-- DATASET RECORDS --
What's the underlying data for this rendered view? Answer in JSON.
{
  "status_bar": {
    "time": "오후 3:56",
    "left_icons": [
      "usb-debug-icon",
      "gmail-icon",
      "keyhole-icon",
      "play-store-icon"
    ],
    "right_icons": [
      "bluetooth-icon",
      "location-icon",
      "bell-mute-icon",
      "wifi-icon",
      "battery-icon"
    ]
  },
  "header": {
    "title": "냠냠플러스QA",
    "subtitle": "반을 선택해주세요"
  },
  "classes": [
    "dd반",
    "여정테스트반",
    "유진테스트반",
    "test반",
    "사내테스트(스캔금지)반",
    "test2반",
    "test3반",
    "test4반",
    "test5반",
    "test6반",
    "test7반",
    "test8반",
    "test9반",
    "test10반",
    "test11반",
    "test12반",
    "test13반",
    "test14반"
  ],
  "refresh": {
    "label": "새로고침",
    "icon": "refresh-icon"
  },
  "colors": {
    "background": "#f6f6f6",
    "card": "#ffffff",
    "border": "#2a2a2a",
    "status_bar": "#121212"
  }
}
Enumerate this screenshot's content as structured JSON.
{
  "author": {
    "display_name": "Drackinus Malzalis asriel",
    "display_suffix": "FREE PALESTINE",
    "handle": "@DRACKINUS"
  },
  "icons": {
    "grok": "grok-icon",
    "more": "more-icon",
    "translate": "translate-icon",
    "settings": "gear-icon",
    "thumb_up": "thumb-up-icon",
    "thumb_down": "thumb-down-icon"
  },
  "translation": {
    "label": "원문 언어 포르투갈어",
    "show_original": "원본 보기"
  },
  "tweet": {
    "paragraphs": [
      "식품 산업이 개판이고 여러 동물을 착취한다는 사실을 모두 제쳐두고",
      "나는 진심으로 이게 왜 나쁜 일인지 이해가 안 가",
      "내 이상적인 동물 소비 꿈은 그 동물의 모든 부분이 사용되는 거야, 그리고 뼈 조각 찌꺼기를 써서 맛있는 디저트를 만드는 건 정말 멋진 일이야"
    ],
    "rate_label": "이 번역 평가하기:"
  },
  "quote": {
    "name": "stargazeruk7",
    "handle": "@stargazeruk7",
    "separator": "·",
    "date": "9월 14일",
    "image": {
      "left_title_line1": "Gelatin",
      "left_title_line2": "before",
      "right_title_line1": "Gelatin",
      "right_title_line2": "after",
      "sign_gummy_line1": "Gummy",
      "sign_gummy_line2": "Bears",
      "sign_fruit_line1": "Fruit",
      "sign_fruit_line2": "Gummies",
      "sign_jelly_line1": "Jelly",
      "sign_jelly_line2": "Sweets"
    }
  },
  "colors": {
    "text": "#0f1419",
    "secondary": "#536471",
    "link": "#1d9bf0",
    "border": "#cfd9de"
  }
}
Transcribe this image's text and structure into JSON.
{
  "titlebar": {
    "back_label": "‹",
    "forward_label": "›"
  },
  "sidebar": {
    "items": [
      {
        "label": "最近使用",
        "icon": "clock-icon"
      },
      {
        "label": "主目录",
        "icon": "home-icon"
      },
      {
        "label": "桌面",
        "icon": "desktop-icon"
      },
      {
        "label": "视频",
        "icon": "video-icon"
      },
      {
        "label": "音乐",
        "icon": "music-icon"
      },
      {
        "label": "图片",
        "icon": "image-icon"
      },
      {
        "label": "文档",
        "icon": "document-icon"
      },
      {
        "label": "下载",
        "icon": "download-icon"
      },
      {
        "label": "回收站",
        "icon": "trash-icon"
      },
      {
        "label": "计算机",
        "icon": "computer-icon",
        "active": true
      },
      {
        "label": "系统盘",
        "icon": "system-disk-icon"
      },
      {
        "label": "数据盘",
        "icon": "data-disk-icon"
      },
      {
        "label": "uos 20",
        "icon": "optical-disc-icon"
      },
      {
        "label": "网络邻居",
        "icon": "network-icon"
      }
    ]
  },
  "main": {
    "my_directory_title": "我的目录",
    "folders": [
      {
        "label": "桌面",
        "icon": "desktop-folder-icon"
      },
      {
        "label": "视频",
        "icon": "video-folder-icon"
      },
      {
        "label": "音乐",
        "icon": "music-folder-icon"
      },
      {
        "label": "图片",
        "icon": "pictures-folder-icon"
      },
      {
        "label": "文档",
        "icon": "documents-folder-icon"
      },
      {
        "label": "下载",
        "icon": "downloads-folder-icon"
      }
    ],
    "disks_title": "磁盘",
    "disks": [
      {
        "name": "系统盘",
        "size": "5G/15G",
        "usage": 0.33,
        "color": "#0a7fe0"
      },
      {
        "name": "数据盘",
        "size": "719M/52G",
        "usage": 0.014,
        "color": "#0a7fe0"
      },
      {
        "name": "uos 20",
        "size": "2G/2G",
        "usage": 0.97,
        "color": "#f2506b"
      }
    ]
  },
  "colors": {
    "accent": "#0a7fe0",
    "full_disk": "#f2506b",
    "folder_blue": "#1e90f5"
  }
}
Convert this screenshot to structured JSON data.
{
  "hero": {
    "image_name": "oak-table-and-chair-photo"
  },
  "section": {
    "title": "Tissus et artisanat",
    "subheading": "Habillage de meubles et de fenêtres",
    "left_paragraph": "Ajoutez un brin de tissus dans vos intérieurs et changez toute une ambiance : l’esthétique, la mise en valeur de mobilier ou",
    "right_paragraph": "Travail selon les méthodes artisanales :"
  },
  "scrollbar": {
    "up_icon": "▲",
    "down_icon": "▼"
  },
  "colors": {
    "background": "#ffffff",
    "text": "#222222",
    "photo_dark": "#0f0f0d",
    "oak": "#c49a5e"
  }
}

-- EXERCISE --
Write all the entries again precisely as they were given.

-- YOUR RESPONSE --
What's the underlying data for this rendered view? Answer in JSON.
{
  "status_bar": {
    "time": "오후 3:56",
    "left_icons": [
      "usb-debug-icon",
      "gmail-icon",
      "keyhole-icon",
      "play-store-icon"
    ],
    "right_icons": [
      "bluetooth-icon",
      "location-icon",
      "bell-mute-icon",
      "wifi-icon",
      "battery-icon"
    ]
  },
  "header": {
    "title": "냠냠플러스QA",
    "subtitle": "반을 선택해주세요"
  },
  "classes": [
    "dd반",
    "여정테스트반",
    "유진테스트반",
    "test반",
    "사내테스트(스캔금지)반",
    "test2반",
    "test3반",
    "test4반",
    "test5반",
    "test6반",
    "test7반",
    "test8반",
    "test9반",
    "test10반",
    "test11반",
    "test12반",
    "test13반",
    "test14반"
  ],
  "refresh": {
    "label": "새로고침",
    "icon": "refresh-icon"
  },
  "colors": {
    "background": "#f6f6f6",
    "card": "#ffffff",
    "border": "#2a2a2a",
    "status_bar": "#121212"
  }
}
Enumerate this screenshot's content as structured JSON.
{
  "author": {
    "display_name": "Drackinus Malzalis asriel",
    "display_suffix": "FREE PALESTINE",
    "handle": "@DRACKINUS"
  },
  "icons": {
    "grok": "grok-icon",
    "more": "more-icon",
    "translate": "translate-icon",
    "settings": "gear-icon",
    "thumb_up": "thumb-up-icon",
    "thumb_down": "thumb-down-icon"
  },
  "translation": {
    "label": "원문 언어 포르투갈어",
    "show_original": "원본 보기"
  },
  "tweet": {
    "paragraphs": [
      "식품 산업이 개판이고 여러 동물을 착취한다는 사실을 모두 제쳐두고",
      "나는 진심으로 이게 왜 나쁜 일인지 이해가 안 가",
      "내 이상적인 동물 소비 꿈은 그 동물의 모든 부분이 사용되는 거야, 그리고 뼈 조각 찌꺼기를 써서 맛있는 디저트를 만드는 건 정말 멋진 일이야"
    ],
    "rate_label": "이 번역 평가하기:"
  },
  "quote": {
    "name": "stargazeruk7",
    "handle": "@stargazeruk7",
    "separator": "·",
    "date": "9월 14일",
    "image": {
      "left_title_line1": "Gelatin",
      "left_title_line2": "before",
      "right_title_line1": "Gelatin",
      "right_title_line2": "after",
      "sign_gummy_line1": "Gummy",
      "sign_gummy_line2": "Bears",
      "sign_fruit_line1": "Fruit",
      "sign_fruit_line2": "Gummies",
      "sign_jelly_line1": "Jelly",
      "sign_jelly_line2": "Sweets"
    }
  },
  "colors": {
    "text": "#0f1419",
    "secondary": "#536471",
    "link": "#1d9bf0",
    "border": "#cfd9de"
  }
}
Transcribe this image's text and structure into JSON.
{
  "titlebar": {
    "back_label": "‹",
    "forward_label": "›"
  },
  "sidebar": {
    "items": [
      {
        "label": "最近使用",
        "icon": "clock-icon"
      },
      {
        "label": "主目录",
        "icon": "home-icon"
      },
      {
        "label": "桌面",
        "icon": "desktop-icon"
      },
      {
        "label": "视频",
        "icon": "video-icon"
      },
      {
        "label": "音乐",
        "icon": "music-icon"
      },
      {
        "label": "图片",
        "icon": "image-icon"
      },
      {
        "label": "文档",
        "icon": "document-icon"
      },
      {
        "label": "下载",
        "icon": "download-icon"
      },
      {
        "label": "回收站",
        "icon": "trash-icon"
      },
      {
        "label": "计算机",
        "icon": "computer-icon",
        "active": true
      },
      {
        "label": "系统盘",
        "icon": "system-disk-icon"
      },
      {
        "label": "数据盘",
        "icon": "data-disk-icon"
      },
      {
        "label": "uos 20",
        "icon": "optical-disc-icon"
      },
      {
        "label": "网络邻居",
        "icon": "network-icon"
      }
    ]
  },
  "main": {
    "my_directory_title": "我的目录",
    "folders": [
      {
        "label": "桌面",
        "icon": "desktop-folder-icon"
      },
      {
        "label": "视频",
        "icon": "video-folder-icon"
      },
      {
        "label": "音乐",
        "icon": "music-folder-icon"
      },
      {
        "label": "图片",
        "icon": "pictures-folder-icon"
      },
      {
        "label": "文档",
        "icon": "documents-folder-icon"
      },
      {
        "label": "下载",
        "icon": "downloads-folder-icon"
      }
    ],
    "disks_title": "磁盘",
    "disks": [
      {
        "name": "系统盘",
        "size": "5G/15G",
        "usage": 0.33,
        "color": "#0a7fe0"
      },
      {
        "name": "数据盘",
        "size": "719M/52G",
        "usage": 0.014,
        "color": "#0a7fe0"
      },
      {
        "name": "uos 20",
        "size": "2G/2G",
        "usage": 0.97,
        "color": "#f2506b"
      }
    ]
  },
  "colors": {
    "accent": "#0a7fe0",
    "full_disk": "#f2506b",
    "folder_blue": "#1e90f5"
  }
}
Convert this screenshot to structured JSON data.
{
  "hero": {
    "image_name": "oak-table-and-chair-photo"
  },
  "section": {
    "title": "Tissus et artisanat",
    "subheading": "Habillage de meubles et de fenêtres",
    "left_paragraph": "Ajoutez un brin de tissus dans vos intérieurs et changez toute une ambiance : l’esthétique, la mise en valeur de mobilier ou",
    "right_paragraph": "Travail selon les méthodes artisanales :"
  },
  "scrollbar": {
    "up_icon": "▲",
    "down_icon": "▼"
  },
  "colors": {
    "background": "#ffffff",
    "text": "#222222",
    "photo_dark": "#0f0f0d",
    "oak": "#c49a5e"
  }
}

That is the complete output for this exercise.